Our word testament comes from the Greek diaqhkh, meaning “will, testament, or covenant.” The best translation, Biblically speaking, is covenant, as the Old and New Testaments are God’s covenants (or agreements) with humanity.
The Old Testament deals primarily with the Mosaic Covenant, or the agreement God made with the Jews, in giving his law on Mount Sinai. The New Testament, on the other hand, refers to his new agreement, offering eternal salvation to people from all nations, through faith in Jesus Christ.
The 2 Testaments are intrinsically linked, the Old setting the foundation for the New.
The Old Testament
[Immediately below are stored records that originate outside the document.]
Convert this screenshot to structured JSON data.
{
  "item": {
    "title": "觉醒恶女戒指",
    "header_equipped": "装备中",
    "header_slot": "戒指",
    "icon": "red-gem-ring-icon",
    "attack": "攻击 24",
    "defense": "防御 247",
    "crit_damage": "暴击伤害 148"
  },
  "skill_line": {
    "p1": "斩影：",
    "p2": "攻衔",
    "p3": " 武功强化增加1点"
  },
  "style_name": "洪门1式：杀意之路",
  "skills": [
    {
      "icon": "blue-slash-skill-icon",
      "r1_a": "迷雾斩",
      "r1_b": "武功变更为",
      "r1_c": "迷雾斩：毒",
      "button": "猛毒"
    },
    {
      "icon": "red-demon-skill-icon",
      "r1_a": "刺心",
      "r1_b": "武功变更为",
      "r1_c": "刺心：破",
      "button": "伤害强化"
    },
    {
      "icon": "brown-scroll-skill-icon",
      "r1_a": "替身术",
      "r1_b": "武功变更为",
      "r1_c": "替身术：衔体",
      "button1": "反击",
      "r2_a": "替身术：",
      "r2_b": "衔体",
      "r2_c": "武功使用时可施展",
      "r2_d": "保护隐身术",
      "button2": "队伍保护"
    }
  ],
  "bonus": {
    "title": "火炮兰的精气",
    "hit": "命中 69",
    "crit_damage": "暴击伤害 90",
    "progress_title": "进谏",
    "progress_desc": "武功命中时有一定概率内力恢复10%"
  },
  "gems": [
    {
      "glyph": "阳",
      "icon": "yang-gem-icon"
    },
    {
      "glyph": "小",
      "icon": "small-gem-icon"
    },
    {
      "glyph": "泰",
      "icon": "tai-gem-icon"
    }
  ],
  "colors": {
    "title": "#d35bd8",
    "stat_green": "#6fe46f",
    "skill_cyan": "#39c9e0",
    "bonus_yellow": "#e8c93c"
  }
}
Centers on the nation of history, recording their history.
Shows God’s anger and hatred toward sin, and man’s need of salvation.
Deals with God’s unreachable standard of holiness: the Law.
Establishes principles of physical blessing through keeping the Law.
Prophesied of the advent (or coming of) a Savior.
Foretells the establishment of the Messiah’s kingdom.
The New Testament
Focuses on Jesus Christ, his person, his life, his work.
Reveals God’s grace, in granting salvation to repentant sinners.
Reveals God’s grace in granting salvation to repentant sinners.
Illustrates spiritual blessings granted through salvation.
Records the coming of the Savior who gave himself for the remission of sin.
Records the establishment of Christ’s kingdom in repentant hearts, and foretells his eternal heavenly kingdom.
Study of the New Testament is a powerful and life-changing endeavor.
Through it, we can find not only the path to salvation, but also learn solid principles for walking in newness of life with Christ. It is the Good News of God at work in human history — in the past, in the present, and in the future through his promises.
But Old Testament study is also rewarding and spiritually-enriching.
The Old Testament sets the stage for the New, and is intrinsically essential for understanding it.
The Old Testament is sometimes referred to as the First Testament, and rightly so. For it is not old, in the sense of being out-dated or irrelevant. Christ himself, in speaking of the Old Testament, said:
You study the Scriptures, because you think that in them you will find eternal life. And these very Scriptures speak about me! — John 5:39.
Both testaments are essential, for each sheds light and understanding on the other.
Christ can be found throughout all Scripture, and that alone should be enough to convince us that the First (or Old) Testament is not out of date, and is still relevant to our Christian walk. It speaks of Christ, the Lord and Savior we long to know better!
God’s Word is his primary way of revealing himself, and is fundamental to our understanding of God, and his purposes for the world and for us.